I heard the captain say, "And copies to Albany and Washington. Right?" And then he was back sitting opposite me.

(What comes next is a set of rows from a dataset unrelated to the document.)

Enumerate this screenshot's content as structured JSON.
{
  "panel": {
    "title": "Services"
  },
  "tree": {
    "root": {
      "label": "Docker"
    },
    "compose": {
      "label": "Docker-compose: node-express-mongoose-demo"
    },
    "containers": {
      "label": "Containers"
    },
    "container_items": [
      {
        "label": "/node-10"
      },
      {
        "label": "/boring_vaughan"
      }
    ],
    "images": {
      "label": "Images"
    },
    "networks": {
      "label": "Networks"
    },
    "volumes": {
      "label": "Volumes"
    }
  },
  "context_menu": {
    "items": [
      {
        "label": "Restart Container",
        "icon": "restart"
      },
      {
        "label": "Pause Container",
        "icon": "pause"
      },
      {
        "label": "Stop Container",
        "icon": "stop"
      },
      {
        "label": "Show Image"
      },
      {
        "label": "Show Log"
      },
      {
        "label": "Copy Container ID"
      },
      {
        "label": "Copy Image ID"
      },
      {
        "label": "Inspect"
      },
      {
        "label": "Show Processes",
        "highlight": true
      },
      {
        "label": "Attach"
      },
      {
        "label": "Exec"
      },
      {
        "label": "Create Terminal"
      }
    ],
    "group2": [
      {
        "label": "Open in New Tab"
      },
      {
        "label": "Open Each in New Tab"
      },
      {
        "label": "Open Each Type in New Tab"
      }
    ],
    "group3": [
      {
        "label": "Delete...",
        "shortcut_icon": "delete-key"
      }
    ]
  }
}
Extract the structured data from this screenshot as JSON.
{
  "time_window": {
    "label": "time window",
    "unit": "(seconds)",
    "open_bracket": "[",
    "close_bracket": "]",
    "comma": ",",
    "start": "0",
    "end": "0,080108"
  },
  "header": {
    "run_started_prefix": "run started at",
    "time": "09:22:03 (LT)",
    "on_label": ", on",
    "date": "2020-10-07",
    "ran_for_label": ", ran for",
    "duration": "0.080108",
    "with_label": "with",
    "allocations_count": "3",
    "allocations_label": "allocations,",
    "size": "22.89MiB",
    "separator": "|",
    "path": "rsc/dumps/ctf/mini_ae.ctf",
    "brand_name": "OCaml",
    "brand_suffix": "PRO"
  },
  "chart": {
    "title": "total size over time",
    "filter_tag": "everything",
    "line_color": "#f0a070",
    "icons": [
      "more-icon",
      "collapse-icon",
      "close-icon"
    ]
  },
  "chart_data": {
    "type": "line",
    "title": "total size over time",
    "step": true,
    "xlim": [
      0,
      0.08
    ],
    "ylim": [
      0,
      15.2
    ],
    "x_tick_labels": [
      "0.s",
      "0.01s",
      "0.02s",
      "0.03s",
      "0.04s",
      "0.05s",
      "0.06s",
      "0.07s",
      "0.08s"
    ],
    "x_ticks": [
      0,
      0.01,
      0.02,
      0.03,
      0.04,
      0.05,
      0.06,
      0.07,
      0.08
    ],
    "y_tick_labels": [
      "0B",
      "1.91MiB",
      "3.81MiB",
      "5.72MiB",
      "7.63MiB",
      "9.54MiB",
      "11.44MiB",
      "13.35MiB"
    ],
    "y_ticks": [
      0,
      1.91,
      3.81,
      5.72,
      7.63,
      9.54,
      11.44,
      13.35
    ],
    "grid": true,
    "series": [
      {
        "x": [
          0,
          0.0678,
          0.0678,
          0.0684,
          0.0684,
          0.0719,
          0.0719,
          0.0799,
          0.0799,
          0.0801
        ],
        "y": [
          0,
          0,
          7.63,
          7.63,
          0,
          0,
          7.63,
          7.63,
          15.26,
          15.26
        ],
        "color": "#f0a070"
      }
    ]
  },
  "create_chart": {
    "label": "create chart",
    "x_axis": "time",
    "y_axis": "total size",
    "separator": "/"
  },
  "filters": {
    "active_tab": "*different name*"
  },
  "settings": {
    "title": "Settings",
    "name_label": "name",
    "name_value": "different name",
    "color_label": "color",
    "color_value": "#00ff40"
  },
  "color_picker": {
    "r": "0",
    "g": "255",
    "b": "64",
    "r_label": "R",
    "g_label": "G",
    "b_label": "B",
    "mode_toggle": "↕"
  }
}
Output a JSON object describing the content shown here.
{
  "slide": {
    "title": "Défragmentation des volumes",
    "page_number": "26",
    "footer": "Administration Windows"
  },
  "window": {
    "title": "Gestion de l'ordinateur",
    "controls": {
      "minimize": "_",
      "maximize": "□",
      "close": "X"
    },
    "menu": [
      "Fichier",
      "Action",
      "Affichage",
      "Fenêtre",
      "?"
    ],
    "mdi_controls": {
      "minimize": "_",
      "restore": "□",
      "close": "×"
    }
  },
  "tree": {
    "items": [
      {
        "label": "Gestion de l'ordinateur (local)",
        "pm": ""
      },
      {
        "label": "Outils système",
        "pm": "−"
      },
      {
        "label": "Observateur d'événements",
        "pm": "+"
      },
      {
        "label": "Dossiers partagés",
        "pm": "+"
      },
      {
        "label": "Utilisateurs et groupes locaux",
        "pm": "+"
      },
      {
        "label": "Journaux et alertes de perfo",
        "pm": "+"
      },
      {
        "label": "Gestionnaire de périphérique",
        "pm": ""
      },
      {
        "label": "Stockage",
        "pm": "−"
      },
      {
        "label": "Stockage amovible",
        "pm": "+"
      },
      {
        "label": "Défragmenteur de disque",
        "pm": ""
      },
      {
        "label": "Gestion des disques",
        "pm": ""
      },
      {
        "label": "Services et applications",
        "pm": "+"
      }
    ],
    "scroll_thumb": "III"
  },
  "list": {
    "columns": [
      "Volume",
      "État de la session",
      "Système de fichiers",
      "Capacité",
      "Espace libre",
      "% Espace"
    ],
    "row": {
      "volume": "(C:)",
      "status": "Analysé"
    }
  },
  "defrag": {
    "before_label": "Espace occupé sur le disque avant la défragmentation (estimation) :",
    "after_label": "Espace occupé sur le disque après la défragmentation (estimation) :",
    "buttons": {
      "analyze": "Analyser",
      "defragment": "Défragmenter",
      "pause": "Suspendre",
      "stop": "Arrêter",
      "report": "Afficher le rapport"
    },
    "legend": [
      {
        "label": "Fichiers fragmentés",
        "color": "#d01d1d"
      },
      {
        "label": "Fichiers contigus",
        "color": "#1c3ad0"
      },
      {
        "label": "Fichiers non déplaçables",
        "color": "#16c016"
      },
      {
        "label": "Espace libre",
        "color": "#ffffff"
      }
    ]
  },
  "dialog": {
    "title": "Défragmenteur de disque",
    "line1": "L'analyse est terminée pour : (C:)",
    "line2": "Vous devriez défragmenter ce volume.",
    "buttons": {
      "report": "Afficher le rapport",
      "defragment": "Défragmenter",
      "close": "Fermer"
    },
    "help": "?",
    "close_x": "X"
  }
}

There is no writer of the present day who has so much puzzled me by his eccentricities, impracticabilities, and capabilities as Charles Reade. I look upon him as endowed almost with genius, but as one who has not been gifted by nature with ordinary powers of reasoning. He can see what is grandly noble and admire it with all his heart. He can see, too, what is foully vicious and hate it with equal ardour. But in the common affairs of life he cannot see what is right or wrong; and as he is altogether unwilling to be guided by the opinion of others, he is constantly making mistakes in his literary career, and subjecting himself to reproach which he hardly deserves. He means to be honest. He means to be especially honest — more honest than other people. He has written a book called The Eighth Commandment on behalf of honesty in literary transactions — a wonderful work, which has I believe been read by a very few. I never saw a copy except that in my own library, or heard of any one who knew the book. Nevertheless it is a volume that must have taken very great labour, and have been written — as indeed he declares that it was written — without the hope of pecuniary reward. He makes an appeal to the British Parliament and British people on behalf of literary honesty, declaring that should he fail —“I shall have to go on blushing for the people I was born among.” And yet of all the writers of my day he has seemed to me to understand literary honesty the least. On one occasion, as he tells us in this book, he bought for a certain sum from a French author the right of using a plot taken from a play — which he probably might have used without such purchase, and also without infringing any international copyright act. The French author not unnaturally praises him for the transaction, telling him that he is “un vrai gentleman.” The plot was used by Reade in a novel; and a critic discovering the adaptation, made known his discovery to the public. Whereupon the novelist became angry, called his critic a pseudonymuncle, and defended himself by stating the fact of his own purchase. In all this he seems to me to ignore what we all mean when we talk of literary plagiarism and literary honesty. The sin of which the author is accused is not that of taking another man’s property, but of passing off as his own creation that which he does not himself create. When an author puts his name to a book he claims to have written all that there is therein, unless he makes direct signification to the contrary. Some years subsequently there arose another similar question, in which Mr. Reade’s opinion was declared even more plainly, and certainly very much more publicly. In a tale which he wrote he inserted a dialogue which he took from Swift, and took without any acknowledgment. As might have been expected, one of the critics of the day fell foul of him for this barefaced plagiarism. The author, however, defended himself, with much abuse of the critic, by asserting, that whereas Swift had found the jewel he had supplied the setting — an argument in which there was some little wit, and would have been much excellent truth, had he given the words as belonging to Swift and not to himself.

Chapter 12 On Novels and the Art of Writing Them